Van Gogh is quantified for his use of vibrant colors, exuberant application of paint, and the exceptional intensity in the way he created which also translated into his tumultuous lust for life. For this particular exhibition, the works culled for this show focuses on the feverish period of artistic experimentation that began as van Gogh left Antwerp for Paris in 1886 and continued until his death in Auvers in 1890.
Most of the works were from various private collectors all over the world, who loaned out paintings with the very close range of subjects to be observed in detail. In this sense, we gain insight on what he saw, passionately felt, got inspired about, his process of distilling down techniques, throwing out rhetoric, and just paint what comes naturally. In seeing the shifting perspectives of his works where he brought familiar objects “up close”, the purity of form on a single object, the influence of Japanese prints with its rich exotic colors, the high horizon line that left slivers of sky, the undulating motion of rolling hills, skewed views and compositions which produced works that had never been seen before. In being a pioneer of change from the traditional, he was most misunderstood but the original unorthodox nature of his works dramatically altered the course of modern painting. The exhibition of 40 works from this master explores the rhyme and reason by which this impassioned artist made such unusual changes to his style in the final years of his life. A year before he died, he wrote in a letter to his sister, “I…am always obliged to go and gaze at a blade of grass, a pine-tree branch, an ear of wheat, to calm myself.”
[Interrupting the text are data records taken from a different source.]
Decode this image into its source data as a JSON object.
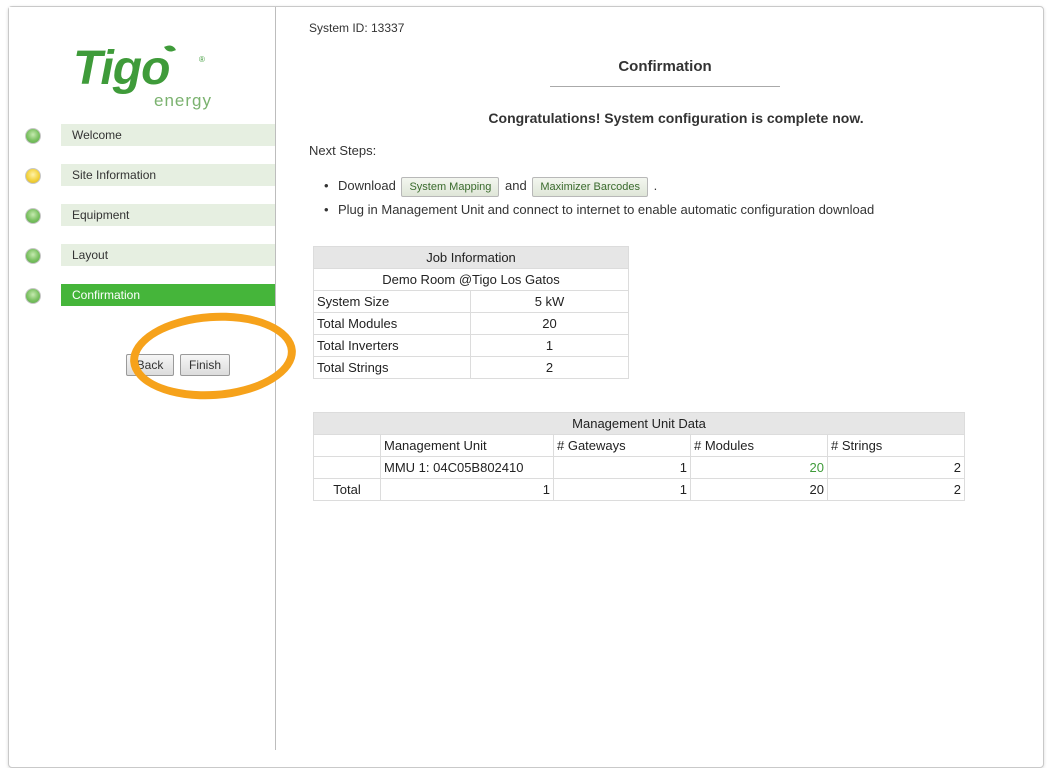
{
  "logo": {
    "brand": "Tigo",
    "sub": "energy",
    "reg": "®"
  },
  "steps": [
    {
      "label": "Welcome",
      "status": "green"
    },
    {
      "label": "Site Information",
      "status": "yellow"
    },
    {
      "label": "Equipment",
      "status": "green"
    },
    {
      "label": "Layout",
      "status": "green"
    },
    {
      "label": "Confirmation",
      "status": "green",
      "active": true
    }
  ],
  "nav": {
    "back_label": "Back",
    "finish_label": "Finish"
  },
  "main": {
    "system_id": "System ID: 13337",
    "title": "Confirmation",
    "congrats": "Congratulations! System configuration is complete now.",
    "next_steps": "Next Steps:",
    "bullet1": {
      "prefix": "Download",
      "btn1": "System Mapping",
      "joiner": "and",
      "btn2": "Maximizer Barcodes",
      "suffix": "."
    },
    "bullet2": "Plug in Management Unit and connect to internet to enable automatic configuration download"
  },
  "job": {
    "header": "Job Information",
    "site": "Demo Room @Tigo Los Gatos",
    "rows": [
      {
        "label": "System Size",
        "value": "5 kW"
      },
      {
        "label": "Total Modules",
        "value": "20"
      },
      {
        "label": "Total Inverters",
        "value": "1"
      },
      {
        "label": "Total Strings",
        "value": "2"
      }
    ]
  },
  "mgmt": {
    "header": "Management Unit Data",
    "columns": [
      "",
      "Management Unit",
      "# Gateways",
      "# Modules",
      "# Strings"
    ],
    "row": {
      "label": "",
      "unit": "MMU 1: 04C05B802410",
      "gateways": "1",
      "modules": "20",
      "strings": "2"
    },
    "total": {
      "label": "Total",
      "unit": "1",
      "gateways": "1",
      "modules": "20",
      "strings": "2"
    }
  },
  "colors": {
    "accent_green": "#45b53a",
    "annotation_orange": "#f6a21b"
  }
}
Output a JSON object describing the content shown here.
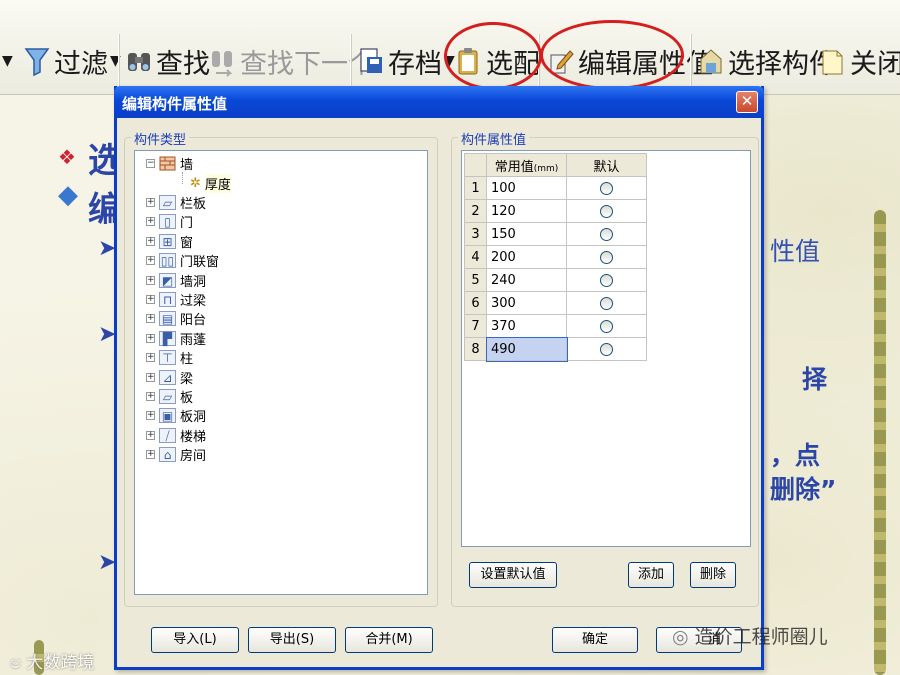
{
  "toolbar": {
    "filter_label": "过滤",
    "find_label": "查找",
    "find_next_label": "查找下一个",
    "save_label": "存档",
    "match_label": "选配",
    "edit_props_label": "编辑属性值",
    "select_component_label": "选择构件",
    "close_label": "关闭"
  },
  "slide": {
    "line1": "选",
    "line2": "编",
    "right1": "性值",
    "right2": "择",
    "right3": "，点",
    "right4": "删除”"
  },
  "dialog": {
    "title": "编辑构件属性值",
    "close_glyph": "✕",
    "left_group_label": "构件类型",
    "right_group_label": "构件属性值",
    "tree": {
      "root": "墙",
      "child": "厚度",
      "items": [
        "栏板",
        "门",
        "窗",
        "门联窗",
        "墙洞",
        "过梁",
        "阳台",
        "雨蓬",
        "柱",
        "梁",
        "板",
        "板洞",
        "楼梯",
        "房间"
      ]
    },
    "grid": {
      "col_value": "常用值",
      "col_value_unit": "(mm)",
      "col_default": "默认",
      "rows": [
        {
          "num": "1",
          "value": "100"
        },
        {
          "num": "2",
          "value": "120"
        },
        {
          "num": "3",
          "value": "150"
        },
        {
          "num": "4",
          "value": "200"
        },
        {
          "num": "5",
          "value": "240"
        },
        {
          "num": "6",
          "value": "300"
        },
        {
          "num": "7",
          "value": "370"
        },
        {
          "num": "8",
          "value": "490"
        }
      ]
    },
    "buttons": {
      "set_default": "设置默认值",
      "add": "添加",
      "delete": "删除",
      "import": "导入(L)",
      "export": "导出(S)",
      "merge": "合并(M)",
      "ok": "确定",
      "cancel_partial": "消"
    }
  },
  "watermarks": {
    "left": "大数跨境",
    "right": "造价工程师圈儿"
  },
  "colors": {
    "highlight_red": "#d51e1e",
    "title_blue": "#0a48d8",
    "slide_text_blue": "#2b46a8"
  }
}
Perhaps the most striking piece was the painting he did two months before he shot himself, it was a beautiful forest scene with the undergrowth verdant then punctuated by tree trunks in soft lavender with a couple walking in the foreground. The mystical scene speaks profoundly on how he walked to the beat of his own drum is simply astounding.
Van Gogh “Up Close”
Exhibition Dates: February 1 – May 6, 2012
Schedule: Tuesday to Sunday 10 am – 5 pm * Fridays late until 8:45 pm
Philadelphia Museum of Art
26th Street and the Benjamin Franklin Parkway
Philadelphia, PA 19130
Advanced Ticketing recommended:
article by: Oscar A. Laluyan